Foxglove does require the presence of oak trees, and they are restricted to forest edges and open woodlands.  They are parasitic feeders; their roots latch on to the roots of oaks and that’s how they absorb nutrients.  False foxgloves, members of the figwort family, are close relatives of the true foxgloves, and they too are parasitic feeders.  In my opinion, though the flowers are similar to those of true foxgloves, the leaves are not.

Eolian sand dunes, formed throughout the southeast during Ice Age droughts when windborne river sand accumulated, were another ideal habitat for foxglove which could grow with scrub oaks and grass on these sparsely vegetated areas.

Pleistocene survivors–Oaks

March 8, 2010

The purpose of this blog is to promote my newly published book–Georgia Before People: Land of the saber-tooths, mastodons, vampire bats, and other strange creatures.

I just approved my book for distribution. Within the next 6-8 weeks it will be available from, and will show up in book search databases. It’s already available for purchase at

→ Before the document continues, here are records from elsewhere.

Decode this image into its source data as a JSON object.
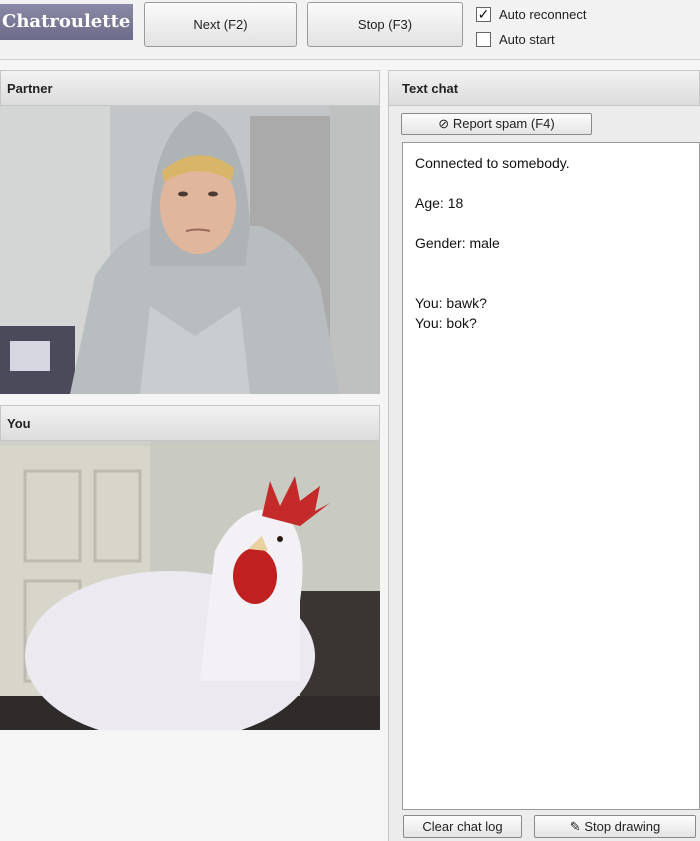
{
  "app": {
    "logo": "Chatroulette"
  },
  "toolbar": {
    "next_label": "Next (F2)",
    "stop_label": "Stop (F3)",
    "auto_reconnect_label": "Auto reconnect",
    "auto_reconnect_checked": true,
    "auto_start_label": "Auto start",
    "auto_start_checked": false
  },
  "panels": {
    "partner_title": "Partner",
    "you_title": "You",
    "chat_title": "Text chat"
  },
  "chat": {
    "report_label": "Report spam (F4)",
    "messages": {
      "m0": "Connected to somebody.",
      "m1": "Age: 18",
      "m2": "Gender: male",
      "m3": "You: bawk?",
      "m4": "You: bok?"
    },
    "clear_label": "Clear chat log",
    "draw_label": "Stop drawing"
  },
  "colors": {
    "logo_bg": "#7a7a98",
    "panel_header_bg": "#e4e4e4",
    "chat_bg": "#ffffff"
  },
  "icons": {
    "report": "no-entry-icon",
    "draw": "pencil-icon",
    "check": "checkmark-icon"
  }
}
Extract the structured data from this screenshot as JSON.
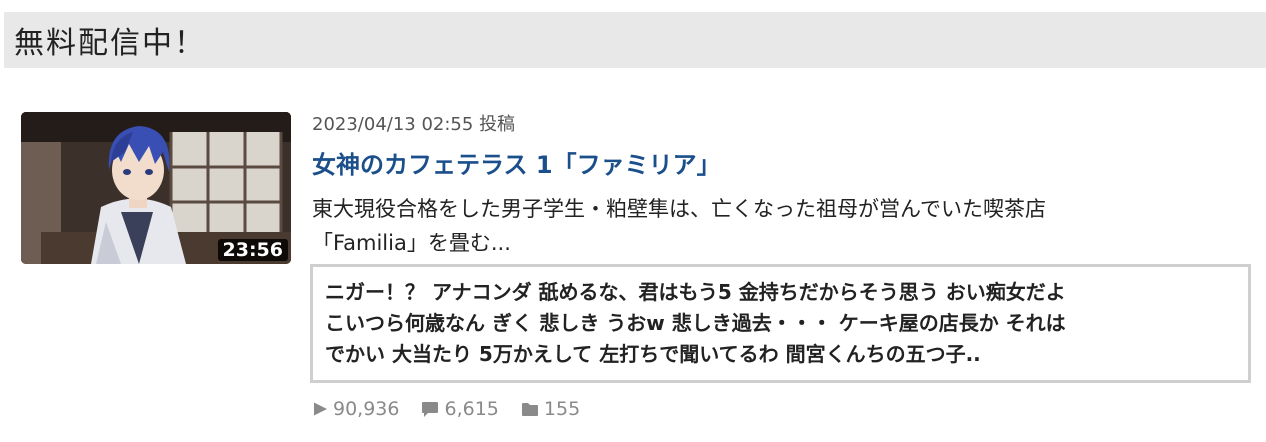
{
  "section": {
    "title": "無料配信中！"
  },
  "video": {
    "duration": "23:56",
    "date": "2023/04/13 02:55 投稿",
    "title": "女神のカフェテラス 1「ファミリア」",
    "description_line1": "東大現役合格をした男子学生・粕壁隼は、亡くなった祖母が営んでいた喫茶店",
    "description_line2": "「Familia」を畳む...",
    "comments_line1": "ニガー！？ アナコンダ 舐めるな、君はもう5 金持ちだからそう思う おい痴女だよ",
    "comments_line2": "こいつら何歳なん ぎく 悲しき うおw 悲しき過去・・・ ケーキ屋の店長か それは",
    "comments_line3": "でかい 大当たり 5万かえして 左打ちで聞いてるわ 間宮くんちの五つ子..",
    "stats": {
      "views": "90,936",
      "comments": "6,615",
      "mylists": "155"
    },
    "icons": {
      "views": "play-icon",
      "comments": "comment-bubble-icon",
      "mylists": "folder-icon"
    }
  },
  "colors": {
    "title": "#1a4f8b",
    "header_bg": "#e8e8e8",
    "stats": "#8a8a8a"
  }
}
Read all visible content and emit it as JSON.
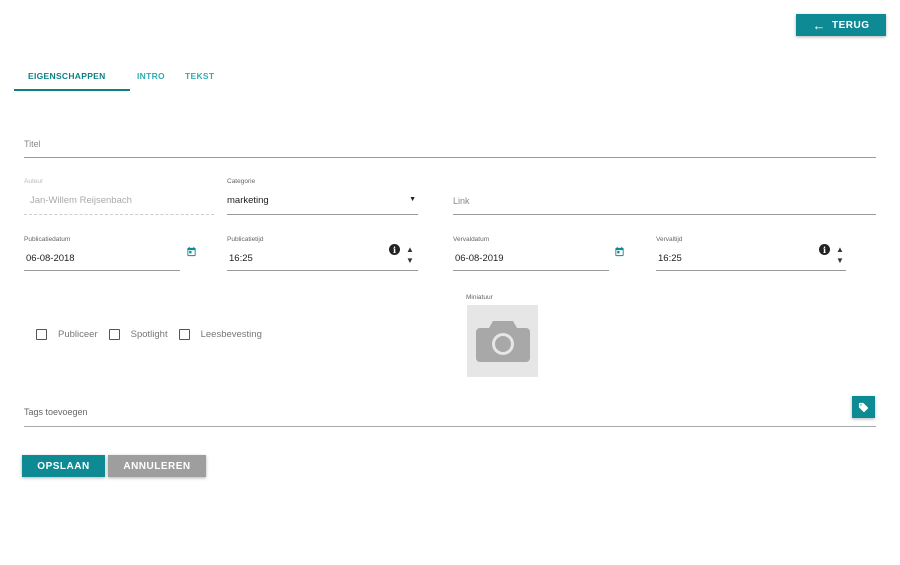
{
  "header": {
    "back_label": "TERUG"
  },
  "tabs": [
    {
      "label": "EIGENSCHAPPEN",
      "active": true
    },
    {
      "label": "INTRO",
      "active": false
    },
    {
      "label": "TEKST",
      "active": false
    }
  ],
  "form": {
    "title": {
      "placeholder": "Titel",
      "value": ""
    },
    "author": {
      "label": "Auteur",
      "value": "Jan-Willem Reijsenbach",
      "disabled": true
    },
    "category": {
      "label": "Categorie",
      "value": "marketing"
    },
    "link": {
      "placeholder": "Link",
      "value": ""
    },
    "publish_date": {
      "label": "Publicatiedatum",
      "value": "06-08-2018"
    },
    "publish_time": {
      "label": "Publicatietijd",
      "value": "16:25"
    },
    "expire_date": {
      "label": "Vervaldatum",
      "value": "06-08-2019"
    },
    "expire_time": {
      "label": "Vervaltijd",
      "value": "16:25"
    },
    "checkboxes": [
      {
        "label": "Publiceer",
        "checked": false
      },
      {
        "label": "Spotlight",
        "checked": false
      },
      {
        "label": "Leesbevesting",
        "checked": false
      }
    ],
    "thumbnail": {
      "label": "Miniatuur",
      "icon": "camera-icon"
    },
    "tags": {
      "placeholder": "Tags toevoegen",
      "icon": "tag-icon"
    }
  },
  "actions": {
    "save_label": "OPSLAAN",
    "cancel_label": "ANNULEREN"
  },
  "colors": {
    "accent": "#0e8a94",
    "secondary": "#9e9e9e"
  }
}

I will use this blog to highlight some points that I didn’t cover completely in my book, or to discuss new findings that didn’t make it into my book.

Pleistocene survivors

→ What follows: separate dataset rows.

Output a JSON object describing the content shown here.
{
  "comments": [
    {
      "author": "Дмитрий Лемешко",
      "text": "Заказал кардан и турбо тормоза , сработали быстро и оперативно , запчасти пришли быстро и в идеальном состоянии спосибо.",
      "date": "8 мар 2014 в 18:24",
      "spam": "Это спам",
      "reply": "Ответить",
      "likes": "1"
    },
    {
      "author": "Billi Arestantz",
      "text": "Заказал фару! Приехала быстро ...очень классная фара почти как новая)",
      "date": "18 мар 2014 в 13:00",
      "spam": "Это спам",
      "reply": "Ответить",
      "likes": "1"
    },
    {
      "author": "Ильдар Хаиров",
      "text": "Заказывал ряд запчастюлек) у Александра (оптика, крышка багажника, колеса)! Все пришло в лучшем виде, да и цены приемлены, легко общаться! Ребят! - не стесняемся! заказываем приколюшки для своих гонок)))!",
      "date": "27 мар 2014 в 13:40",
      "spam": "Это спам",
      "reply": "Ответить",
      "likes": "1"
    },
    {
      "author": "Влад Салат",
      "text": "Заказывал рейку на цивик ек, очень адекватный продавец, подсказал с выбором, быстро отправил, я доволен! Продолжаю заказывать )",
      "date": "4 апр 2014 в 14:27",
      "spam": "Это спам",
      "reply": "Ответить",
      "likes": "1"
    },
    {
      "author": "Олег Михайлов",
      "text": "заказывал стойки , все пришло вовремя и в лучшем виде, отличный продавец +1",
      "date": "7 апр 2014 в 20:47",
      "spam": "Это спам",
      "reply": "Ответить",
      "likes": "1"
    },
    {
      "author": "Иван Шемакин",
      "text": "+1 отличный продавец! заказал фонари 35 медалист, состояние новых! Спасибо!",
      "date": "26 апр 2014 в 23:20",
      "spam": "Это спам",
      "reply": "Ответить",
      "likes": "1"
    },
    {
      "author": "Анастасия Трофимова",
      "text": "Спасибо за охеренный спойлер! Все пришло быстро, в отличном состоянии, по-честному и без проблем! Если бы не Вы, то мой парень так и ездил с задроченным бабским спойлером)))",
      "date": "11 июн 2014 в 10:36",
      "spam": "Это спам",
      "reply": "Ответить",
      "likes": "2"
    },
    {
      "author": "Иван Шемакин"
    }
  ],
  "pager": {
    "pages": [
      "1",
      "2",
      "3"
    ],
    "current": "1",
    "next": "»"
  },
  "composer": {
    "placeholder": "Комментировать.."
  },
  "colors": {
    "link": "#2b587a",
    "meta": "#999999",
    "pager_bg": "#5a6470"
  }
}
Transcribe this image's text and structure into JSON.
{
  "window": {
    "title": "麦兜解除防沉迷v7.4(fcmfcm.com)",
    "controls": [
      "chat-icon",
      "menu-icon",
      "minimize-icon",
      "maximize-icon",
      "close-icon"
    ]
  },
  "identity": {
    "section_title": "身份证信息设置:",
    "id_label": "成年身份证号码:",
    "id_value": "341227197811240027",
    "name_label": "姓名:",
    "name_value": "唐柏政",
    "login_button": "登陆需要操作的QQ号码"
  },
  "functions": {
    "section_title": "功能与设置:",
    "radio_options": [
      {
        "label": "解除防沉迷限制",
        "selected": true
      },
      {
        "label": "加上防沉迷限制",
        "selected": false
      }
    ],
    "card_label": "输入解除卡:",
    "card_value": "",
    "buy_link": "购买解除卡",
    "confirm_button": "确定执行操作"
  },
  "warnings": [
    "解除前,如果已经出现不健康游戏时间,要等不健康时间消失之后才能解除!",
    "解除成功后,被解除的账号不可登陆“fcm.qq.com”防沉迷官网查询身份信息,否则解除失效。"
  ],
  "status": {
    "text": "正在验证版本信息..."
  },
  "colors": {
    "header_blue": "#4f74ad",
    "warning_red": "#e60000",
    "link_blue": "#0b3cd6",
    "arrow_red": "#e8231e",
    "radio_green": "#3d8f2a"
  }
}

Think about this: Every animal and plant that you see today is a Pleistocene survivor. All extant species lived during the Ice Age, otherwise they wouldn’t be here today. Oak trees are among the most abundant living species found in temperate North America today. Pollen studies from Georgia and other southeastern sites show that oak trees were fairly common here during the Ice Age as well. Oak consistently makes up about 12% of pollen samples at various Pleistocene sites in Georgia. Though pollen studies have some drawbacks (which I discuss in my book) when estimating actual tree populations, this means that about 1 in every 8 trees in the Pleistocene forests of Georgia were oaks. Like today, they shared the landscape with southern pines and hickory, but unlike today, Pleistocene forests in Georgia also consisted of northern species of pines and spruce trees as well, at least in the north and central parts of the state. A more equable climate with cooler summers and mild winters allowed more species of trees (as well as small animals) to co-exist than do in today’s Georgia.

Oaks require a great deal of sunshine to germinate and do well. This means that in Pleistocene Georgia, there were plenty of sunny locations for oak trees to sprout up on. This implies an open woodland kind of forest rather than the closed canopy woods that began to dominate in the Holocene. Fire, drought, ice storms, wind, and megafauna browsing and trampling are the factors that kept Pleistocene landscapes more open.

Man is the reason oaks continue to thrive in today’s environment. Men cut down trees, clear the land for agriculture, than abandon it, thus allowing oaks to return.

I visited protected areas in the Appalachian mountains of North Carolina last summer where there has been little lumbering for the past 100 years. Surprisingly, the forests here have few oaks. The dominant trees are maple, tulip, beech, white pine, and hemlock. These trees shade out oaks. This makes me think that the Great Smoky Mountains National Park has less wildlife than it should because the habitats are undisturbed. Oak is an important mast tree–the acorns providing an important food source for all kinds of wildlife. After the blight wiped out the chestnuts, oaks became even more important, but without lumbering or fire to open the landscape, the supply of acorns is declining, and accordingly, the wildlife in this park is a pitiful remnant of what it should be. Park officials probably wouldn’t agree with me when I say some of it should be lumbered for the purposes of diversifying habitat.

One more thing to consider about oaks in Georgia. I’ve studied the range map of the bur oak–this is a tree that likes rocky calcareous soils and thrives in the cross timber region of midwestern North America where prairie meets woods. A very small scattered population exists in northern Alabama and Mississippi, but none have been found in Georgia. It’s possible that during the Pleistocene, bur oaks were more widespread and may have occurred in state. Unfortunately, plant macrofossil sites in Georgia are so rare we’ll never be able to confirm my suspicion.

Next up: A discussion of Pleistocene eagles.